Records for this task: Begin

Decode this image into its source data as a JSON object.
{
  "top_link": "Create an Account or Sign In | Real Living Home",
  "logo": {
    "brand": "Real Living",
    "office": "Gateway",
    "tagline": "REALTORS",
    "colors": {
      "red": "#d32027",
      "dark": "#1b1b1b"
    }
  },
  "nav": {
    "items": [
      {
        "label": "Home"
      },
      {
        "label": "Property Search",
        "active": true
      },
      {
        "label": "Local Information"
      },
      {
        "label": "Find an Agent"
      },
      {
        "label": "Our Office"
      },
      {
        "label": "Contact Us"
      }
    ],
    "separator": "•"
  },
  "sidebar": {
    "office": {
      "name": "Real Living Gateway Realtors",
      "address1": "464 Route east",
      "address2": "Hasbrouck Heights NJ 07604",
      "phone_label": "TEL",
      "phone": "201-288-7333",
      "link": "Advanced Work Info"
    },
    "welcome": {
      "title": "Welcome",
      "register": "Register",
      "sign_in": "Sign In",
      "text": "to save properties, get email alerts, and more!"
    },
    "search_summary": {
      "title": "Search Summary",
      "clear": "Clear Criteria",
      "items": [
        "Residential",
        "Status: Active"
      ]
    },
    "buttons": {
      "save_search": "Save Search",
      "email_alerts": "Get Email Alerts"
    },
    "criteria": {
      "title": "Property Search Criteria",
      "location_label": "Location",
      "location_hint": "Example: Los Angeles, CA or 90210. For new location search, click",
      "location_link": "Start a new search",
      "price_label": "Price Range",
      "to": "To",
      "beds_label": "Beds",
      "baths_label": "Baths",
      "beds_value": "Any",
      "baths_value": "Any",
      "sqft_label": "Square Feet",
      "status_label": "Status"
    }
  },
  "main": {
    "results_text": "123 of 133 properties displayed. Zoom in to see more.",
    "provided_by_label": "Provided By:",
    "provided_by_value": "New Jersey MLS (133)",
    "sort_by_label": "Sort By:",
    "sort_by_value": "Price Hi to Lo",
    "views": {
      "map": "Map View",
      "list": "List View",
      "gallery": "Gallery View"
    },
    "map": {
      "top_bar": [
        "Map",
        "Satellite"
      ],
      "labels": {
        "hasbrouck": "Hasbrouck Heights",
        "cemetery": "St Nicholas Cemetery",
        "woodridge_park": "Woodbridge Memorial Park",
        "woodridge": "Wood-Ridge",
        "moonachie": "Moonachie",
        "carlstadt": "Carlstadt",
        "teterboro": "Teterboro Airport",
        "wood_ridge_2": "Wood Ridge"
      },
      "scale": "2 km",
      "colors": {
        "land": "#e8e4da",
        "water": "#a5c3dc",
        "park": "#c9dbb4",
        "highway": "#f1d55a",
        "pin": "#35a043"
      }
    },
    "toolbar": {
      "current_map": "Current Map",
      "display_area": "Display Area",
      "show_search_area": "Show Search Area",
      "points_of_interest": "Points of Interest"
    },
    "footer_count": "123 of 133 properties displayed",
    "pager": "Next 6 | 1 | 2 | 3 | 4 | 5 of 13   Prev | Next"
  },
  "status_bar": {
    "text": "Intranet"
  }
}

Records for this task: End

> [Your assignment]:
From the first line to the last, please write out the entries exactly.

> [Answer to this task]:
Decode this image into its source data as a JSON object.
{
  "top_link": "Create an Account or Sign In | Real Living Home",
  "logo": {
    "brand": "Real Living",
    "office": "Gateway",
    "tagline": "REALTORS",
    "colors": {
      "red": "#d32027",
      "dark": "#1b1b1b"
    }
  },
  "nav": {
    "items": [
      {
        "label": "Home"
      },
      {
        "label": "Property Search",
        "active": true
      },
      {
        "label": "Local Information"
      },
      {
        "label": "Find an Agent"
      },
      {
        "label": "Our Office"
      },
      {
        "label": "Contact Us"
      }
    ],
    "separator": "•"
  },
  "sidebar": {
    "office": {
      "name": "Real Living Gateway Realtors",
      "address1": "464 Route east",
      "address2": "Hasbrouck Heights NJ 07604",
      "phone_label": "TEL",
      "phone": "201-288-7333",
      "link": "Advanced Work Info"
    },
    "welcome": {
      "title": "Welcome",
      "register": "Register",
      "sign_in": "Sign In",
      "text": "to save properties, get email alerts, and more!"
    },
    "search_summary": {
      "title": "Search Summary",
      "clear": "Clear Criteria",
      "items": [
        "Residential",
        "Status: Active"
      ]
    },
    "buttons": {
      "save_search": "Save Search",
      "email_alerts": "Get Email Alerts"
    },
    "criteria": {
      "title": "Property Search Criteria",
      "location_label": "Location",
      "location_hint": "Example: Los Angeles, CA or 90210. For new location search, click",
      "location_link": "Start a new search",
      "price_label": "Price Range",
      "to": "To",
      "beds_label": "Beds",
      "baths_label": "Baths",
      "beds_value": "Any",
      "baths_value": "Any",
      "sqft_label": "Square Feet",
      "status_label": "Status"
    }
  },
  "main": {
    "results_text": "123 of 133 properties displayed. Zoom in to see more.",
    "provided_by_label": "Provided By:",
    "provided_by_value": "New Jersey MLS (133)",
    "sort_by_label": "Sort By:",
    "sort_by_value": "Price Hi to Lo",
    "views": {
      "map": "Map View",
      "list": "List View",
      "gallery": "Gallery View"
    },
    "map": {
      "top_bar": [
        "Map",
        "Satellite"
      ],
      "labels": {
        "hasbrouck": "Hasbrouck Heights",
        "cemetery": "St Nicholas Cemetery",
        "woodridge_park": "Woodbridge Memorial Park",
        "woodridge": "Wood-Ridge",
        "moonachie": "Moonachie",
        "carlstadt": "Carlstadt",
        "teterboro": "Teterboro Airport",
        "wood_ridge_2": "Wood Ridge"
      },
      "scale": "2 km",
      "colors": {
        "land": "#e8e4da",
        "water": "#a5c3dc",
        "park": "#c9dbb4",
        "highway": "#f1d55a",
        "pin": "#35a043"
      }
    },
    "toolbar": {
      "current_map": "Current Map",
      "display_area": "Display Area",
      "show_search_area": "Show Search Area",
      "points_of_interest": "Points of Interest"
    },
    "footer_count": "123 of 133 properties displayed",
    "pager": "Next 6 | 1 | 2 | 3 | 4 | 5 of 13   Prev | Next"
  },
  "status_bar": {
    "text": "Intranet"
  }
}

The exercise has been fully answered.